What you will do: Give all of the records again. Match them exactly.

Dataset items
------------------------------------------------------------

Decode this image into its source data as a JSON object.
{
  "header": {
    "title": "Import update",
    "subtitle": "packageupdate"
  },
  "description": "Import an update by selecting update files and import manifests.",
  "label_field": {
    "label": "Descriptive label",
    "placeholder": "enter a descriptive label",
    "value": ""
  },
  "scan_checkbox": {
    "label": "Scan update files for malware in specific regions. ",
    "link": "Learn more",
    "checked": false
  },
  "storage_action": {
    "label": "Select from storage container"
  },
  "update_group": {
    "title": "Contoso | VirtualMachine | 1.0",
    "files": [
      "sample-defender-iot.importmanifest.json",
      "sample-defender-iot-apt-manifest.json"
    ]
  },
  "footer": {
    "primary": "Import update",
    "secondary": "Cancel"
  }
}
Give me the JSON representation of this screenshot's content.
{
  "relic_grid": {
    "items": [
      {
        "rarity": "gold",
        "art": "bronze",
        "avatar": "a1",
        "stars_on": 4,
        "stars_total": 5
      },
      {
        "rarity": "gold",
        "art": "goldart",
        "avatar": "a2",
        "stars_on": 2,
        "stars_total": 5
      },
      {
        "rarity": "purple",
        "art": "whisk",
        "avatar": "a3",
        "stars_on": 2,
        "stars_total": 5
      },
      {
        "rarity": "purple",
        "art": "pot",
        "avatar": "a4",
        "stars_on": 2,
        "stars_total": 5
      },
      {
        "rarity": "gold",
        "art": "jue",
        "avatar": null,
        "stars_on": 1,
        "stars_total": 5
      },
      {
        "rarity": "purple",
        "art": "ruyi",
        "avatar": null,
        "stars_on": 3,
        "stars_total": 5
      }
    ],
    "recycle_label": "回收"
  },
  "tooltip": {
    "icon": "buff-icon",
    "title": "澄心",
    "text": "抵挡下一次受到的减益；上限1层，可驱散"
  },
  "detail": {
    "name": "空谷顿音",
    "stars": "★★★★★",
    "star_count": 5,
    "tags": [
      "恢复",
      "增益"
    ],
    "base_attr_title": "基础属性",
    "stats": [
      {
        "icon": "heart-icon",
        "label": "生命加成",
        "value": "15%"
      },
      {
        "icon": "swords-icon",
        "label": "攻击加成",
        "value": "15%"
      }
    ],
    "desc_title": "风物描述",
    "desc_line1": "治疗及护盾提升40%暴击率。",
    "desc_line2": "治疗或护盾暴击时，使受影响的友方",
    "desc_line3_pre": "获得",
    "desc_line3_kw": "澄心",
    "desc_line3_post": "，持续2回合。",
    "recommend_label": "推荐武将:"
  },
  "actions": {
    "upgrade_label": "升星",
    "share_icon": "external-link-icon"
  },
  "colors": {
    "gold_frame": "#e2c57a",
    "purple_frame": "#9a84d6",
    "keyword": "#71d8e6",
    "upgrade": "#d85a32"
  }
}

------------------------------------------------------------

Finished task:
Decode this image into its source data as a JSON object.
{
  "header": {
    "title": "Import update",
    "subtitle": "packageupdate"
  },
  "description": "Import an update by selecting update files and import manifests.",
  "label_field": {
    "label": "Descriptive label",
    "placeholder": "enter a descriptive label",
    "value": ""
  },
  "scan_checkbox": {
    "label": "Scan update files for malware in specific regions. ",
    "link": "Learn more",
    "checked": false
  },
  "storage_action": {
    "label": "Select from storage container"
  },
  "update_group": {
    "title": "Contoso | VirtualMachine | 1.0",
    "files": [
      "sample-defender-iot.importmanifest.json",
      "sample-defender-iot-apt-manifest.json"
    ]
  },
  "footer": {
    "primary": "Import update",
    "secondary": "Cancel"
  }
}
Give me the JSON representation of this screenshot's content.
{
  "relic_grid": {
    "items": [
      {
        "rarity": "gold",
        "art": "bronze",
        "avatar": "a1",
        "stars_on": 4,
        "stars_total": 5
      },
      {
        "rarity": "gold",
        "art": "goldart",
        "avatar": "a2",
        "stars_on": 2,
        "stars_total": 5
      },
      {
        "rarity": "purple",
        "art": "whisk",
        "avatar": "a3",
        "stars_on": 2,
        "stars_total": 5
      },
      {
        "rarity": "purple",
        "art": "pot",
        "avatar": "a4",
        "stars_on": 2,
        "stars_total": 5
      },
      {
        "rarity": "gold",
        "art": "jue",
        "avatar": null,
        "stars_on": 1,
        "stars_total": 5
      },
      {
        "rarity": "purple",
        "art": "ruyi",
        "avatar": null,
        "stars_on": 3,
        "stars_total": 5
      }
    ],
    "recycle_label": "回收"
  },
  "tooltip": {
    "icon": "buff-icon",
    "title": "澄心",
    "text": "抵挡下一次受到的减益；上限1层，可驱散"
  },
  "detail": {
    "name": "空谷顿音",
    "stars": "★★★★★",
    "star_count": 5,
    "tags": [
      "恢复",
      "增益"
    ],
    "base_attr_title": "基础属性",
    "stats": [
      {
        "icon": "heart-icon",
        "label": "生命加成",
        "value": "15%"
      },
      {
        "icon": "swords-icon",
        "label": "攻击加成",
        "value": "15%"
      }
    ],
    "desc_title": "风物描述",
    "desc_line1": "治疗及护盾提升40%暴击率。",
    "desc_line2": "治疗或护盾暴击时，使受影响的友方",
    "desc_line3_pre": "获得",
    "desc_line3_kw": "澄心",
    "desc_line3_post": "，持续2回合。",
    "recommend_label": "推荐武将:"
  },
  "actions": {
    "upgrade_label": "升星",
    "share_icon": "external-link-icon"
  },
  "colors": {
    "gold_frame": "#e2c57a",
    "purple_frame": "#9a84d6",
    "keyword": "#71d8e6",
    "upgrade": "#d85a32"
  }
}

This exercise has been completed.